The next Lancastrian lord, Beaumont, led the fight back against the treacherous Grey, swinging some Billmen and Men at Arms round to face the new enemies before charging in.  This fight was actually very close, fought over several rounds but ultimately there were too many  Yorkists pouring in and eventually Beaumont was routed.  There was some satisfaction in Grey being wounded in the fight though.

..and Beaumont's men attack the traitors.

This now left our right flank pretty open (just as in the historical battle).  At the other end of the table John and Eric had been fighting out a ferocious battle with the Yorkists struggling to get over the defences and the morale tokens were changing hands back and forwards every turn.  Eventually the numbers were proving too great and a routing Men at Arms unit tipped the balance, causing a series of routs and the last of our morale counters to go.  History had held out once again!

The Men at Arms are peppered with arrows
before being charged and routing

So, still no Billhooks victory for me but another great game using these rules.   Although they were designed as a 'large skirmish' set of rules I think we've been stretching them well beyond that and they still hold up really well.  We did take away some useful points from this game: we'd been making a bit of an error with combined blocks of troops and now we've found that having these large units is a bit risky.  The Yorkists had to spend a lot of time breaking up the formations into separate units to prevent too many losses.  We also started using commanders differently: in previous games we've been quick to throw them into combat but we've learned that they need to be unattached to sort out rallies and reorganisation... if your leaders are too busy enjoying themselves battering their enemies the rest of the army becomes paralyzed  very quickly.

Next week we're off to Wakefield....will I finally get a win??

Tuesday, 6 October 2020

More Gaslands

Another game of Gaslands this week against my friend Anthony.  I set up the Death Match scenario as this seems a good introduction to the game.  This scenario is based around a figure of 8 track passing through 4 gates.  We decided weapons wouldn't arm until the first car had passed Gate 2 which would give him a chance to get used to the driving mechanics.  I shouldn't have worried about that...

We'd no sooner started than his Pick-up deliberately rammed into the side of my nice Performance Car.. a pretty clear statement of intent! Having taken quite a bit of damage my car used it's speed to get out in front and hopefully out of danger.

My other car, a smaller Buggy, didn't get far either before being hit by very accurate machine gun fire from Anthony's other car with a surprising number of 6s being rolled (which add extra damage) and was wrecked before it made it to gate 2.

We'd decided to respawn with a new randomly drawn car if we were wrecked so my buggy was replaced by a motorbike who was quickly shot up by Anthony's 
Pick-up who hadn't made it very far round the course due to some problems negotiating corners.  The bike took several hits and had to use his smoke to make a quick escape.

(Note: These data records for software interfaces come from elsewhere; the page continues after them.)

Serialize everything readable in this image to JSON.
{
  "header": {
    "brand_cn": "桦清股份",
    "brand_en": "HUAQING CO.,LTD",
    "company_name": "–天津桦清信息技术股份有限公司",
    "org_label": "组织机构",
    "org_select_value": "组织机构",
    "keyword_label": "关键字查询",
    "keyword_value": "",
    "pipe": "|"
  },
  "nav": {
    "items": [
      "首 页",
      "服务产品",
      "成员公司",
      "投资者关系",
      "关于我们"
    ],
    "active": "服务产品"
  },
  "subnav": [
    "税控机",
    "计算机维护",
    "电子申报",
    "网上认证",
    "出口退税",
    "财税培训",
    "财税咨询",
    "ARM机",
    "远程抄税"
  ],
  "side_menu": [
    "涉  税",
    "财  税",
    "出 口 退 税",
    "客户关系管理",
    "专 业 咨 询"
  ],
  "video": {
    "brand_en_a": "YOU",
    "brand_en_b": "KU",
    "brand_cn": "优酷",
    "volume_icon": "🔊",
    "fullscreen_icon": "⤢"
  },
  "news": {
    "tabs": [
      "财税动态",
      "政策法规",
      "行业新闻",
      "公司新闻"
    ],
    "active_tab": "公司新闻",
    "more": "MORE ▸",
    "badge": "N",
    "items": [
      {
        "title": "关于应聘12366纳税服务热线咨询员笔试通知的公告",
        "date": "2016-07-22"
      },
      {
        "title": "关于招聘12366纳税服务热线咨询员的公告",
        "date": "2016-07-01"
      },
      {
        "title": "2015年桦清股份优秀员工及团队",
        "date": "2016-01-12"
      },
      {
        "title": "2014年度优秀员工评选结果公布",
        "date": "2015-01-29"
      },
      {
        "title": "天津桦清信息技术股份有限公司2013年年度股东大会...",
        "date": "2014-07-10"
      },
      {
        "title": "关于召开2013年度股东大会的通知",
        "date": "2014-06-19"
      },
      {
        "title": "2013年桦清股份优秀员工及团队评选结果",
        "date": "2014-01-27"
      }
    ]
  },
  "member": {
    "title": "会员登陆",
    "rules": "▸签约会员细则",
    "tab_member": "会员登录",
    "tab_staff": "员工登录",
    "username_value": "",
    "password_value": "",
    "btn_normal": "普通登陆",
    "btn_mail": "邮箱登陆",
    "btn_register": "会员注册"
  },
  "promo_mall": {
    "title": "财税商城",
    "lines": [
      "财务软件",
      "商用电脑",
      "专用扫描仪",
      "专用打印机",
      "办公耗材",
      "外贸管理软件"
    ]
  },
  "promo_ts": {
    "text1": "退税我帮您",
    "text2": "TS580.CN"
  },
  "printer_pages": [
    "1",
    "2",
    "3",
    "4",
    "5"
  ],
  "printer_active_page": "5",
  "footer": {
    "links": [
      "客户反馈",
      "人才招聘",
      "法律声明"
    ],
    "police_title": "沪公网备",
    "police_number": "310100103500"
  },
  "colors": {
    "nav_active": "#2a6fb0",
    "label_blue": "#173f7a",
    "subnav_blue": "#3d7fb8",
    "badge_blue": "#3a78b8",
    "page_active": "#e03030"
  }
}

My Performance Car had tried get ahead of Anthony's other car but couldn't avoid the HMG fire and was also wrecked just after clearing Gate 3.  We'd decided to award a point for each wrecked car and 2 points for a succesful lap (this gives an incentive for racing as well as just attacking other cars) which meant Anthony was 2 points up and had a clear run to the final gate.  

I decided to push my bike to gear 6 (which is the maximum and makes cornering a bit tricky).  The bike zoomed up behind the enemy car, taking shots at it with the rider's shotgun before pouring out smoke and spinning wildly in a last ditch to cross the line first and tie the game

Just before I could cross the line Anthony's car raced through the smoke, picking up hazard tokens in the process... the driver leaned out and with a single shot from his pistol wrecked the bike which skidded to a halt inches from the winning line!

Another great game. I'm really impressed with this as a system... easy to pick up (clearly too easy as Anthony wiped the floor with me!!!) and really adaptable.